## Task prompt
With the pictures left out, output the records below exactly.

## Dataset rows describing interfaces

******

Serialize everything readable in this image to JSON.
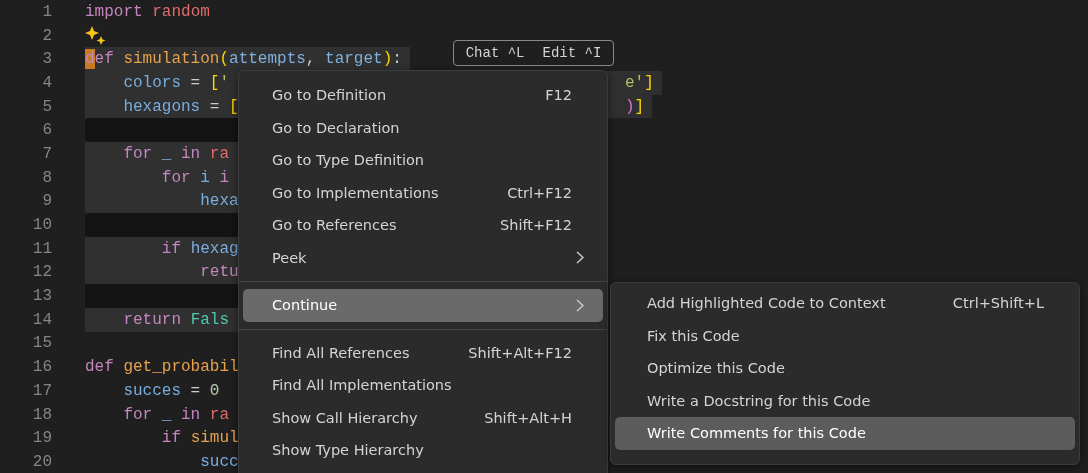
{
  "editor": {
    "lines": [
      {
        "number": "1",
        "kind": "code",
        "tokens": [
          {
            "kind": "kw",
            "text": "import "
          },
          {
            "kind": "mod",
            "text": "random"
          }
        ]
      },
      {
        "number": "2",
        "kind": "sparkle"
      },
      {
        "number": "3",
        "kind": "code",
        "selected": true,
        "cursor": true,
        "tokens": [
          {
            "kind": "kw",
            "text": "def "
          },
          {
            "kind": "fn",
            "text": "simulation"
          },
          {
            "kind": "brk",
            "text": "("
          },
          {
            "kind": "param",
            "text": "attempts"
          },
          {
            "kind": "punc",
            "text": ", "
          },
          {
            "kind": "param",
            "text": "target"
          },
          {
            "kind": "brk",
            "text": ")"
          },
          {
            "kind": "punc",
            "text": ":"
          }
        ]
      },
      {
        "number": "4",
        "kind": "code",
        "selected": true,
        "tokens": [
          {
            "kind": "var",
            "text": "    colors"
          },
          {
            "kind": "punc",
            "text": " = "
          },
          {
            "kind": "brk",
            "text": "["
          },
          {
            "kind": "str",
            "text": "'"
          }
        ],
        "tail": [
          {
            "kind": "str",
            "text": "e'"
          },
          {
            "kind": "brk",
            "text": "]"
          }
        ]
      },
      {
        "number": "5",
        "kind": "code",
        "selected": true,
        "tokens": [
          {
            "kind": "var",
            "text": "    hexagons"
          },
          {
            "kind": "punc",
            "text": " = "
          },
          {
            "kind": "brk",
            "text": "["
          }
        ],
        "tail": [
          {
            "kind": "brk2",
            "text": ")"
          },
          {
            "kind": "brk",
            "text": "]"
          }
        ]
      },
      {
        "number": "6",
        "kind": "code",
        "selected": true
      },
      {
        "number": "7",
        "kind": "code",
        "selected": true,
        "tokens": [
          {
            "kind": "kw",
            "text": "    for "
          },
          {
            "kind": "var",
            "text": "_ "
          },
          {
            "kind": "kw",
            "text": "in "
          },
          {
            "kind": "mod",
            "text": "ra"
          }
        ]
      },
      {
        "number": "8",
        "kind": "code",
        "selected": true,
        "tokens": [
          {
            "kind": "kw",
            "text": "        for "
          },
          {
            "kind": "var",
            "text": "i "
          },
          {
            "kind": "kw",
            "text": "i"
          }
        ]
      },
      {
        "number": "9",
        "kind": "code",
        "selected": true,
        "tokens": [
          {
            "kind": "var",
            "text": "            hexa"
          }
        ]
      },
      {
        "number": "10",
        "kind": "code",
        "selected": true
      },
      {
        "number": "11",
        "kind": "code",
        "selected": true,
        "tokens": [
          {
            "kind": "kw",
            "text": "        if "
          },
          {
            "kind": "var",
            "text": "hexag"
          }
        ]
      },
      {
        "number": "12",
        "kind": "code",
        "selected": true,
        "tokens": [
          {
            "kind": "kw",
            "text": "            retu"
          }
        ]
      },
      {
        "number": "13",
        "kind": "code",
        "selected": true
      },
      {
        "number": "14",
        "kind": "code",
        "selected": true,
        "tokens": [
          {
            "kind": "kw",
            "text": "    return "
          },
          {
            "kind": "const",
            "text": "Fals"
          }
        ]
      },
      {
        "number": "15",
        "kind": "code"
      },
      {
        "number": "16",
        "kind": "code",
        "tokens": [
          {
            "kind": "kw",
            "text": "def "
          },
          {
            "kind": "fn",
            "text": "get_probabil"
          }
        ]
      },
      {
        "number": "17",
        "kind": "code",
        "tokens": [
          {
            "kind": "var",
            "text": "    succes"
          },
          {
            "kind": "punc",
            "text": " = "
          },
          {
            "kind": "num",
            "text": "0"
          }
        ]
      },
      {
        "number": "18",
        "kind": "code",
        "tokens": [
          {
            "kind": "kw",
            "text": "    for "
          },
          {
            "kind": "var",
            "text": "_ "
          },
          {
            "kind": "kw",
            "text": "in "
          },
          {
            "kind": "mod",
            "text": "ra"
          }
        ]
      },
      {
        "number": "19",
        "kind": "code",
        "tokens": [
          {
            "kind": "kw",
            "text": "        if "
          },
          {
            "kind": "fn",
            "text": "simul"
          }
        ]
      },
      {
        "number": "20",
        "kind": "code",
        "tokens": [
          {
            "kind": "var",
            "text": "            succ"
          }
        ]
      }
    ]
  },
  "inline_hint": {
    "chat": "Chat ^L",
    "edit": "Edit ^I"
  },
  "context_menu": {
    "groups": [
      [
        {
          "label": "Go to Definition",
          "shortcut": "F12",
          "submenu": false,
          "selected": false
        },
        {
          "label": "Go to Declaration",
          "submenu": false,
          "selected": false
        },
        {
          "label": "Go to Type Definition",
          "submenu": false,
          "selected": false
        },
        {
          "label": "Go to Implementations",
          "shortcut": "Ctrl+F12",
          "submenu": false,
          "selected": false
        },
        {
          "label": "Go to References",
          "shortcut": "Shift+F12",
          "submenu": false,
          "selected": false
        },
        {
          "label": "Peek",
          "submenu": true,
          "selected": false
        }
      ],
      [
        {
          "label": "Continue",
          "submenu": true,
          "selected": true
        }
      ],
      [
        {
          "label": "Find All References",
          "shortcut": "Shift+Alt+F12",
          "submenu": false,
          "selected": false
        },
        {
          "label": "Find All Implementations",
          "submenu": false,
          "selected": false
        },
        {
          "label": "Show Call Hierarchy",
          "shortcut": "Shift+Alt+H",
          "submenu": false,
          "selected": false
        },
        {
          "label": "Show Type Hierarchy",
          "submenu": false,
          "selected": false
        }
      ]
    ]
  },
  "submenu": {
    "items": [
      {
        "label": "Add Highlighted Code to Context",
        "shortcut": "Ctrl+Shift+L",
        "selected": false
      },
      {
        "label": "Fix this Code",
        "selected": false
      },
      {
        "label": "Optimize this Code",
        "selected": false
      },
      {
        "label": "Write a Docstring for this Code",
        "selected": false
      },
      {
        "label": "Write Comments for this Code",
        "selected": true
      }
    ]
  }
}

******

## Final answer
Serialize everything readable in this image to JSON.
{
  "editor": {
    "lines": [
      {
        "number": "1",
        "kind": "code",
        "tokens": [
          {
            "kind": "kw",
            "text": "import "
          },
          {
            "kind": "mod",
            "text": "random"
          }
        ]
      },
      {
        "number": "2",
        "kind": "sparkle"
      },
      {
        "number": "3",
        "kind": "code",
        "selected": true,
        "cursor": true,
        "tokens": [
          {
            "kind": "kw",
            "text": "def "
          },
          {
            "kind": "fn",
            "text": "simulation"
          },
          {
            "kind": "brk",
            "text": "("
          },
          {
            "kind": "param",
            "text": "attempts"
          },
          {
            "kind": "punc",
            "text": ", "
          },
          {
            "kind": "param",
            "text": "target"
          },
          {
            "kind": "brk",
            "text": ")"
          },
          {
            "kind": "punc",
            "text": ":"
          }
        ]
      },
      {
        "number": "4",
        "kind": "code",
        "selected": true,
        "tokens": [
          {
            "kind": "var",
            "text": "    colors"
          },
          {
            "kind": "punc",
            "text": " = "
          },
          {
            "kind": "brk",
            "text": "["
          },
          {
            "kind": "str",
            "text": "'"
          }
        ],
        "tail": [
          {
            "kind": "str",
            "text": "e'"
          },
          {
            "kind": "brk",
            "text": "]"
          }
        ]
      },
      {
        "number": "5",
        "kind": "code",
        "selected": true,
        "tokens": [
          {
            "kind": "var",
            "text": "    hexagons"
          },
          {
            "kind": "punc",
            "text": " = "
          },
          {
            "kind": "brk",
            "text": "["
          }
        ],
        "tail": [
          {
            "kind": "brk2",
            "text": ")"
          },
          {
            "kind": "brk",
            "text": "]"
          }
        ]
      },
      {
        "number": "6",
        "kind": "code",
        "selected": true
      },
      {
        "number": "7",
        "kind": "code",
        "selected": true,
        "tokens": [
          {
            "kind": "kw",
            "text": "    for "
          },
          {
            "kind": "var",
            "text": "_ "
          },
          {
            "kind": "kw",
            "text": "in "
          },
          {
            "kind": "mod",
            "text": "ra"
          }
        ]
      },
      {
        "number": "8",
        "kind": "code",
        "selected": true,
        "tokens": [
          {
            "kind": "kw",
            "text": "        for "
          },
          {
            "kind": "var",
            "text": "i "
          },
          {
            "kind": "kw",
            "text": "i"
          }
        ]
      },
      {
        "number": "9",
        "kind": "code",
        "selected": true,
        "tokens": [
          {
            "kind": "var",
            "text": "            hexa"
          }
        ]
      },
      {
        "number": "10",
        "kind": "code",
        "selected": true
      },
      {
        "number": "11",
        "kind": "code",
        "selected": true,
        "tokens": [
          {
            "kind": "kw",
            "text": "        if "
          },
          {
            "kind": "var",
            "text": "hexag"
          }
        ]
      },
      {
        "number": "12",
        "kind": "code",
        "selected": true,
        "tokens": [
          {
            "kind": "kw",
            "text": "            retu"
          }
        ]
      },
      {
        "number": "13",
        "kind": "code",
        "selected": true
      },
      {
        "number": "14",
        "kind": "code",
        "selected": true,
        "tokens": [
          {
            "kind": "kw",
            "text": "    return "
          },
          {
            "kind": "const",
            "text": "Fals"
          }
        ]
      },
      {
        "number": "15",
        "kind": "code"
      },
      {
        "number": "16",
        "kind": "code",
        "tokens": [
          {
            "kind": "kw",
            "text": "def "
          },
          {
            "kind": "fn",
            "text": "get_probabil"
          }
        ]
      },
      {
        "number": "17",
        "kind": "code",
        "tokens": [
          {
            "kind": "var",
            "text": "    succes"
          },
          {
            "kind": "punc",
            "text": " = "
          },
          {
            "kind": "num",
            "text": "0"
          }
        ]
      },
      {
        "number": "18",
        "kind": "code",
        "tokens": [
          {
            "kind": "kw",
            "text": "    for "
          },
          {
            "kind": "var",
            "text": "_ "
          },
          {
            "kind": "kw",
            "text": "in "
          },
          {
            "kind": "mod",
            "text": "ra"
          }
        ]
      },
      {
        "number": "19",
        "kind": "code",
        "tokens": [
          {
            "kind": "kw",
            "text": "        if "
          },
          {
            "kind": "fn",
            "text": "simul"
          }
        ]
      },
      {
        "number": "20",
        "kind": "code",
        "tokens": [
          {
            "kind": "var",
            "text": "            succ"
          }
        ]
      }
    ]
  },
  "inline_hint": {
    "chat": "Chat ^L",
    "edit": "Edit ^I"
  },
  "context_menu": {
    "groups": [
      [
        {
          "label": "Go to Definition",
          "shortcut": "F12",
          "submenu": false,
          "selected": false
        },
        {
          "label": "Go to Declaration",
          "submenu": false,
          "selected": false
        },
        {
          "label": "Go to Type Definition",
          "submenu": false,
          "selected": false
        },
        {
          "label": "Go to Implementations",
          "shortcut": "Ctrl+F12",
          "submenu": false,
          "selected": false
        },
        {
          "label": "Go to References",
          "shortcut": "Shift+F12",
          "submenu": false,
          "selected": false
        },
        {
          "label": "Peek",
          "submenu": true,
          "selected": false
        }
      ],
      [
        {
          "label": "Continue",
          "submenu": true,
          "selected": true
        }
      ],
      [
        {
          "label": "Find All References",
          "shortcut": "Shift+Alt+F12",
          "submenu": false,
          "selected": false
        },
        {
          "label": "Find All Implementations",
          "submenu": false,
          "selected": false
        },
        {
          "label": "Show Call Hierarchy",
          "shortcut": "Shift+Alt+H",
          "submenu": false,
          "selected": false
        },
        {
          "label": "Show Type Hierarchy",
          "submenu": false,
          "selected": false
        }
      ]
    ]
  },
  "submenu": {
    "items": [
      {
        "label": "Add Highlighted Code to Context",
        "shortcut": "Ctrl+Shift+L",
        "selected": false
      },
      {
        "label": "Fix this Code",
        "selected": false
      },
      {
        "label": "Optimize this Code",
        "selected": false
      },
      {
        "label": "Write a Docstring for this Code",
        "selected": false
      },
      {
        "label": "Write Comments for this Code",
        "selected": true
      }
    ]
  }
}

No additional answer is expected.